O’Connor dug in to the batter’s box against St. John’s reliever Dan Barlok, who had just been chosen to replace Pioneers’ starter Steve D’Agostino. The scoreboard, nearly a straight shot from O’Connor’s vision, read 1-0. With two outs in the bottom of the sixth, the Pioneers were one out away from escaping the jam – and escaping one of the state’s most proven clutch hitters.
“That was the first thing that crossed my mind,” O’Connor said. “I didn’t want it to be my last at bat. I just wanted to pick up the rest of the team.”
O’Connor swung at the first pitch he saw, a belt high fastball that he smashed over the left field fence to give the Blue Devils a 2-1 lead. The University of New Hampshire football commit, who has long been a star on the gridiron as well as the baseball diamond, added yet another chapter to his storied athletic career in Leominster.
“I wanted to get a base hit, I knew [Barlok] was going to come in throwing strikes. I got a good piece of one. That was probably the farthest ball I ever hit –- so I guess it came at a good time,” O’Connor said, with a smile.
“He takes the first pitch and hits it over the left field fence,” Barnaby said. “He’s the best athlete I’ve coached in 15 years. It’s just fun to show up to practice and show up to games with him.”
But O’Connor’s heroics went beyond the batter’s box. In his third consecutive year pitching against the Pioneers in the Division 1 Central semifinals, O’Connor pitched a complete game for Leominster, giving up one earned run on five hits. He struck out seven and walked two, throwing 68 of his 95 pitches for a strike.
“I knew one run wasn’t going to beat us. I preached to the guys all week that bunts and execution was going to win it,” Barnaby said. “And we ended up winning on a two-run homer –- so much for that.”
D’Agostino throws a gem: The most analyzed decision of the game will likely be Eppinger’s decision to pull Pioneers’ starter Steve D’Agostino in favor of Barlok before O’Connor came up to hit. D’Agostino, a lefty who will play his college baseball at Worcester Polytechnic Institute, had 5-2/3 innings pitched. He walked two and struck out five Leominster hitters, doing so on just 70 pitches.
“Our team played very, very well and I made some decisions late that didn’t work out, so the game is on me. I told my team that -- ‘That game is on me, they don’t deserve to lose it',” Eppinger said.
Eppinger had a tough decision in choosing who to start against the Blue Devils. P.J. Browne has been the Pioneers’ ace for two years while senior lefty Charlie Murray came on strong late in the season to give the St. John’s even more depth at pitcher. In the end, Eppinger’s decision to go with D’Agostino was based off his performance against Leominster last season, when D’Agostino threw nine innings and gave up two runs to the Blue Devils.

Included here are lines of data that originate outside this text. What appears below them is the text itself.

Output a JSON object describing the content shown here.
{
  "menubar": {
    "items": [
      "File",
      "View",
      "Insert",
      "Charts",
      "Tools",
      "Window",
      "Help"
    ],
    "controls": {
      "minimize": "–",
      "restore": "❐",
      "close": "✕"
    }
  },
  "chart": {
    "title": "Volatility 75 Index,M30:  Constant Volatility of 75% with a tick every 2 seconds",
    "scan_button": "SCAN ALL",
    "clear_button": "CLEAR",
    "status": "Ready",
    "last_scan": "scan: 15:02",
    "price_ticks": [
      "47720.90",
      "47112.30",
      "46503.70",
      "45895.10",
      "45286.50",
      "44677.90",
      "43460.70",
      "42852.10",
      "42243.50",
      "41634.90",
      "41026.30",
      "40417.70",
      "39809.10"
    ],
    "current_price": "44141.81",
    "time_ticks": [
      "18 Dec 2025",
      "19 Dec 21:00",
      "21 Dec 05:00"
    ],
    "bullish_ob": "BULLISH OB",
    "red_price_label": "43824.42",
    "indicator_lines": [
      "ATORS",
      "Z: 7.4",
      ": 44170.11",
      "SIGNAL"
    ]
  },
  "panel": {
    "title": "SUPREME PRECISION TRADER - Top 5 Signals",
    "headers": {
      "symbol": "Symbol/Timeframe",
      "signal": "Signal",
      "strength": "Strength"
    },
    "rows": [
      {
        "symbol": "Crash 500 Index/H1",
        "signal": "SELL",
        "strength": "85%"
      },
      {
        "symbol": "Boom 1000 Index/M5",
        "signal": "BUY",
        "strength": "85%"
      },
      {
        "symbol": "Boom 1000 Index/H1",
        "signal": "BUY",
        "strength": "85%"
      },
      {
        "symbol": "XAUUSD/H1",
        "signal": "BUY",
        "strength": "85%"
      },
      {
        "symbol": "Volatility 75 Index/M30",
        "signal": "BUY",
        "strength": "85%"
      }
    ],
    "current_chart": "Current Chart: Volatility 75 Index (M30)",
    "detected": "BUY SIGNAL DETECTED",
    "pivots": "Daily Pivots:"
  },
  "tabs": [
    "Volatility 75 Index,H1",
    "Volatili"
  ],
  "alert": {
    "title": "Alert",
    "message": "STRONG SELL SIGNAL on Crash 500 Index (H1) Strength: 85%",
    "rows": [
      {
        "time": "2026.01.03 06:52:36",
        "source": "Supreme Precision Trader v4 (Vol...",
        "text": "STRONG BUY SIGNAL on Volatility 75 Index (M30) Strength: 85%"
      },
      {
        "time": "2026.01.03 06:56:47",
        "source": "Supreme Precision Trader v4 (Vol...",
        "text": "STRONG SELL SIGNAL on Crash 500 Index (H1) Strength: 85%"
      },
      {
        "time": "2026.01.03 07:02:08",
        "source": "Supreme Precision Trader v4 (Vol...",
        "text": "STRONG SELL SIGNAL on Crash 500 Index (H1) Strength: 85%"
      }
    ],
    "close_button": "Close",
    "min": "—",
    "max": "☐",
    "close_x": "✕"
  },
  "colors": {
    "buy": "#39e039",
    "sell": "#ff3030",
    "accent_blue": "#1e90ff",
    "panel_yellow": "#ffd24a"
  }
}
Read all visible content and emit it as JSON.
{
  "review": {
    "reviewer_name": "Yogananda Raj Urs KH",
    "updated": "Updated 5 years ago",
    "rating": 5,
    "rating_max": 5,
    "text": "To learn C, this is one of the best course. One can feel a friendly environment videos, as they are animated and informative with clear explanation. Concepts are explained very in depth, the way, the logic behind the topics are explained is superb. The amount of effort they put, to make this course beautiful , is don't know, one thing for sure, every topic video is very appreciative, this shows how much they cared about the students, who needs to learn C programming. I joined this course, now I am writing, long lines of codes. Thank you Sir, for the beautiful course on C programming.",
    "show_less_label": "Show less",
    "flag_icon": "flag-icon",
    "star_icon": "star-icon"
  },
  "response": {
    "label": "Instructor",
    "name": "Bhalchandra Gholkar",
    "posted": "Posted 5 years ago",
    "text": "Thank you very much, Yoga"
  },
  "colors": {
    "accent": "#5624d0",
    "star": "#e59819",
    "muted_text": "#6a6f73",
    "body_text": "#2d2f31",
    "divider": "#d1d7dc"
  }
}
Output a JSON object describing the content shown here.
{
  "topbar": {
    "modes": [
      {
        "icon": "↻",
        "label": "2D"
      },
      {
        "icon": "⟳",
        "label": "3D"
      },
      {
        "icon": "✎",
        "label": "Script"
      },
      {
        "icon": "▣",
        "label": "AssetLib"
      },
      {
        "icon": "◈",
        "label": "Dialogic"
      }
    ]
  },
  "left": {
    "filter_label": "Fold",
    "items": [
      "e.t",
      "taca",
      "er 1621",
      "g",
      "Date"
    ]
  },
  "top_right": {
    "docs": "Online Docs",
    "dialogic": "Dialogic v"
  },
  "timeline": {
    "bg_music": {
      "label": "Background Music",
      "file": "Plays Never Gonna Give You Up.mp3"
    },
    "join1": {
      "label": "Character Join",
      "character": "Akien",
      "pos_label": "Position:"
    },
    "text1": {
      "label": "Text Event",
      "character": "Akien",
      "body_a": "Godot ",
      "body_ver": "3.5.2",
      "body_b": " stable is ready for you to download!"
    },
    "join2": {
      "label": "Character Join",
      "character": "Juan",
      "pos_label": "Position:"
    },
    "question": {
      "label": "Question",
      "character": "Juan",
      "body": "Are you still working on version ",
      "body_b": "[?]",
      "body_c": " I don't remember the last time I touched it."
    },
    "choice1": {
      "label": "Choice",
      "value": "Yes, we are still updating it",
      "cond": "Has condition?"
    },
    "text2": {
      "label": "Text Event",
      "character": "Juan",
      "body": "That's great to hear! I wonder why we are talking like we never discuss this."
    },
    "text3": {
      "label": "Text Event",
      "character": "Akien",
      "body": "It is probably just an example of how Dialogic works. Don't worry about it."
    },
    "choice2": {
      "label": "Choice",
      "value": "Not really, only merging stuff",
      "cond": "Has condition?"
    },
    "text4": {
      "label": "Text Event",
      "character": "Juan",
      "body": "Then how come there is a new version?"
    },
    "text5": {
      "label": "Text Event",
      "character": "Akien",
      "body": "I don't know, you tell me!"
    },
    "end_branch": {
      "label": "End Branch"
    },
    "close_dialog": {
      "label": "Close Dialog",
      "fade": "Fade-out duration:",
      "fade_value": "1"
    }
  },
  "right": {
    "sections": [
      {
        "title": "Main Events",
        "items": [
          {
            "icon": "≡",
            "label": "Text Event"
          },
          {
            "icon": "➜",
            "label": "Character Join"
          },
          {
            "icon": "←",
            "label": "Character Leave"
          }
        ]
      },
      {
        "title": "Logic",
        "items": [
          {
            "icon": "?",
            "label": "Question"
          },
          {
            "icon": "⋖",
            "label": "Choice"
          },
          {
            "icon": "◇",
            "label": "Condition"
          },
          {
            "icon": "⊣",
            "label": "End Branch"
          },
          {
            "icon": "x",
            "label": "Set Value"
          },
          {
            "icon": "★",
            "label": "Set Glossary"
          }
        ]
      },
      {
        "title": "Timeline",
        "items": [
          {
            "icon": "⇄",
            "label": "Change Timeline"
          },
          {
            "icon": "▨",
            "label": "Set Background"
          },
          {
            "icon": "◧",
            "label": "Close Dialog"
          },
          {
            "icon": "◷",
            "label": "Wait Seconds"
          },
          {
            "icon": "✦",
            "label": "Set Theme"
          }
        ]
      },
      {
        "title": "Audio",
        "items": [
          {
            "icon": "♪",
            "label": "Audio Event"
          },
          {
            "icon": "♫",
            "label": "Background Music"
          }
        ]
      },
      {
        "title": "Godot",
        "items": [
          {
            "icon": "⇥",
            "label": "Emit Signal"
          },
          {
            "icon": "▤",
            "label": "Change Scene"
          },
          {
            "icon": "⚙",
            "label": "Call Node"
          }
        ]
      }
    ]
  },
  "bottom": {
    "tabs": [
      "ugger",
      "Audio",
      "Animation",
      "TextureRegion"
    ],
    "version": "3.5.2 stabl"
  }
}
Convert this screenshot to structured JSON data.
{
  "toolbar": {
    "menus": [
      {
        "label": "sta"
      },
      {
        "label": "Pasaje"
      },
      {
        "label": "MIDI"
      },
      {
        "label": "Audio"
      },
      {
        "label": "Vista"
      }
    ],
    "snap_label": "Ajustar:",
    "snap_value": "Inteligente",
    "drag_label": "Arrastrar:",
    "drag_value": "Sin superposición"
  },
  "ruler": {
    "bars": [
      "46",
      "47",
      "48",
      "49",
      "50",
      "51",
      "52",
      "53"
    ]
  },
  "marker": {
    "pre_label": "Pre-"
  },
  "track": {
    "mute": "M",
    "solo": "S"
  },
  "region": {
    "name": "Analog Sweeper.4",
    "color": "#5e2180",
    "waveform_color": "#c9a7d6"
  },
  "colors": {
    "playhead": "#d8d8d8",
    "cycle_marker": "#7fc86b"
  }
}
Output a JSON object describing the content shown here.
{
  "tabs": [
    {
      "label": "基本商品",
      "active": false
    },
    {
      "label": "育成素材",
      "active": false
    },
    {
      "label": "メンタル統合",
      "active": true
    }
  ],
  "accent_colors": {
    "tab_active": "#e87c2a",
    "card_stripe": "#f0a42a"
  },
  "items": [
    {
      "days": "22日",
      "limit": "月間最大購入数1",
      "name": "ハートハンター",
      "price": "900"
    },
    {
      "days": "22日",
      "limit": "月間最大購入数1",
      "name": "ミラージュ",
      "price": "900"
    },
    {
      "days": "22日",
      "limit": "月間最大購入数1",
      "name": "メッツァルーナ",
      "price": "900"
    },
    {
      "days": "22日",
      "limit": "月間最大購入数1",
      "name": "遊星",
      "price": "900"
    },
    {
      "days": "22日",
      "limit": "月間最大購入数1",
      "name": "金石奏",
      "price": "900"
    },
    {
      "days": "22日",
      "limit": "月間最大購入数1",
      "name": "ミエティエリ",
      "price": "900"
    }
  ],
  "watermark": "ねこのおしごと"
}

“That was a decision that a lot of people were questioning -– that we started D’Agostino today,” Eppinger said, “We had some other guys, some very, very good pitchers, Charlie Murray and P.J. Browne, but we went with D’Agostino and he was fantastic. That was a decision we got right as a coaching staff.”
The rivalry continues: The St. John’s-Leominster rivalry has been especially fiery in recent years. The Blue Devils fell to St. John’s in the semifinals, during O’Connor’s sophomore year, before O’Connor came back to send the Pioneers packing two consecutive years -- a complete game shutout on the mound last season at Tivnan Field, to go with his Wednesday night heroics.
Eppinger was nothing but complimentary of O’Connor following the loss.
“Neil O’Connor is a tremendous competitor," Eppinger said. "In sports, a lot of athletes talk, but he backs it all up. You have to tip your cap to him, he pitched one hell of a game and had the big hit when it was necessary.”
Eppinger added: “It’s a great baseball tradition at Leominster...It’s a good area in the state, similar to Milford -- they produce great baseball players and great baseball teams year after year, from the youth level all the way up to high school. Tremendous respect for Leominster, it seems like we always see them in the playoffs.”
“The past four years we’ve met up with them in districts,” O’Connor said. “I’ve pitched the last three and I was 1-1 coming in. I just really wanted to get this, our whole team did. We’re real big rivals in football, basketball, baseball...everything.
“It was pretty heated out here. We never want to lose to them. They’re a great team, every sport is always a great battle.”